== Exercise aim ==
Among the entries, which lines carry the string "this"? Copy every one.
BEGIN
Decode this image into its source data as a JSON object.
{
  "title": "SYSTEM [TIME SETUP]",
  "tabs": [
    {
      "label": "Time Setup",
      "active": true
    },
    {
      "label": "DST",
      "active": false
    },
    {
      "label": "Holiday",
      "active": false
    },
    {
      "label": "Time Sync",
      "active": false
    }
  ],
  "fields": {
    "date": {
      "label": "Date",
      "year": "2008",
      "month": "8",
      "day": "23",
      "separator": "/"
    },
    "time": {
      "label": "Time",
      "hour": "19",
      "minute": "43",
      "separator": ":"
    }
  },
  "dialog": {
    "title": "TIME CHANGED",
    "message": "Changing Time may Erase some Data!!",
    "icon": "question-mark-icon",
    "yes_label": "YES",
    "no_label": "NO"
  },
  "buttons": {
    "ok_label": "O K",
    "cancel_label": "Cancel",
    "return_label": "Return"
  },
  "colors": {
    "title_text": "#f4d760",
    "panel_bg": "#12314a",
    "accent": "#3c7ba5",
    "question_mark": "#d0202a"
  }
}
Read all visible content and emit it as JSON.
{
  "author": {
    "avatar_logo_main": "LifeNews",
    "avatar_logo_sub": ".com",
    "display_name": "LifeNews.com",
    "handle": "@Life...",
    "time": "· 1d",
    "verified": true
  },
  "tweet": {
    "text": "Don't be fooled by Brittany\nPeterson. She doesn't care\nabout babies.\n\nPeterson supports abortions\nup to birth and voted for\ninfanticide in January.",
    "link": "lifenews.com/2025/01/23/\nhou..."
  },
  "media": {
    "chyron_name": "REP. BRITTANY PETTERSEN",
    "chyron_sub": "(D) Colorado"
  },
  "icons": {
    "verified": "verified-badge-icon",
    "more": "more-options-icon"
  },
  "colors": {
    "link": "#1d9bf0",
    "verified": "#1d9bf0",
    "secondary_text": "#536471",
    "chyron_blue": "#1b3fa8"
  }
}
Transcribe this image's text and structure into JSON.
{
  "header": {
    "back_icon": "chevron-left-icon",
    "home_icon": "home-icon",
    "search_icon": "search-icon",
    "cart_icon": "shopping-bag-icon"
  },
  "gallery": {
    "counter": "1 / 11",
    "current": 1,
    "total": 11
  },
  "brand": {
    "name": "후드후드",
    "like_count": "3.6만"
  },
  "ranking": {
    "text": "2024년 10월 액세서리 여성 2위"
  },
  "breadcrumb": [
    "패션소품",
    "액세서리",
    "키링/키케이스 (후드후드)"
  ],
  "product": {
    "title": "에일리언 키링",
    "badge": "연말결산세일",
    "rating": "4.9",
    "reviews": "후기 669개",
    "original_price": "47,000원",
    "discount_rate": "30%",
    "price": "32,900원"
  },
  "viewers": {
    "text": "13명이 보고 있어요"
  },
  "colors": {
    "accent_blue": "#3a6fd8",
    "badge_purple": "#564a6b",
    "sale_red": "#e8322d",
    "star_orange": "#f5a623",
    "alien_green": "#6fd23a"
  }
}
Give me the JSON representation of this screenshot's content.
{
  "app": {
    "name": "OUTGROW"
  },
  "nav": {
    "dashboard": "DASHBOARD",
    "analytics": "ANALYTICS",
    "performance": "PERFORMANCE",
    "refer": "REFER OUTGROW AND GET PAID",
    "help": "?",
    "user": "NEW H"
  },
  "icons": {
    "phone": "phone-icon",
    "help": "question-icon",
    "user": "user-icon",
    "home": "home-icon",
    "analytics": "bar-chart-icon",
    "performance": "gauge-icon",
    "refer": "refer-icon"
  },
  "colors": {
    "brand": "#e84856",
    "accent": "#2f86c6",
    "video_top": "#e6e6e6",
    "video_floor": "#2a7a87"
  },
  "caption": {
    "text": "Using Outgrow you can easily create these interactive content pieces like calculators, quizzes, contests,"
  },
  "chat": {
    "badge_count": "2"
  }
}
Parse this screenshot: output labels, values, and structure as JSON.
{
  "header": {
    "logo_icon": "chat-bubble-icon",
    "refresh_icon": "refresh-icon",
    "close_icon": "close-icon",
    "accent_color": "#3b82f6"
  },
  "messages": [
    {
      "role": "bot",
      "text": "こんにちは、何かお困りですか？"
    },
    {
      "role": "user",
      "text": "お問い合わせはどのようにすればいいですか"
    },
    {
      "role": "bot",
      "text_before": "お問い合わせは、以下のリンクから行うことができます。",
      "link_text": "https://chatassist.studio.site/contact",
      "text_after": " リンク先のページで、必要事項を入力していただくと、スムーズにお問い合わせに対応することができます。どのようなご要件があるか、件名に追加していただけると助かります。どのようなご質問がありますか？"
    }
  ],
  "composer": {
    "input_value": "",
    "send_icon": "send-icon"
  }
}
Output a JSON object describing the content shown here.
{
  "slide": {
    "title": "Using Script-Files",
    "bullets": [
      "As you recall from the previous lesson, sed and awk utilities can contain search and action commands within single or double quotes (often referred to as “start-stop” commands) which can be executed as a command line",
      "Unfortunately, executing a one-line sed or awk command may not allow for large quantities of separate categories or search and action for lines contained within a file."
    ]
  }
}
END
== Reply ==
Decode this image into its source data as a JSON object.
Transcribe this image's text and structure into JSON.
Give me the JSON representation of this screenshot's content.
Parse this screenshot: output labels, values, and structure as JSON.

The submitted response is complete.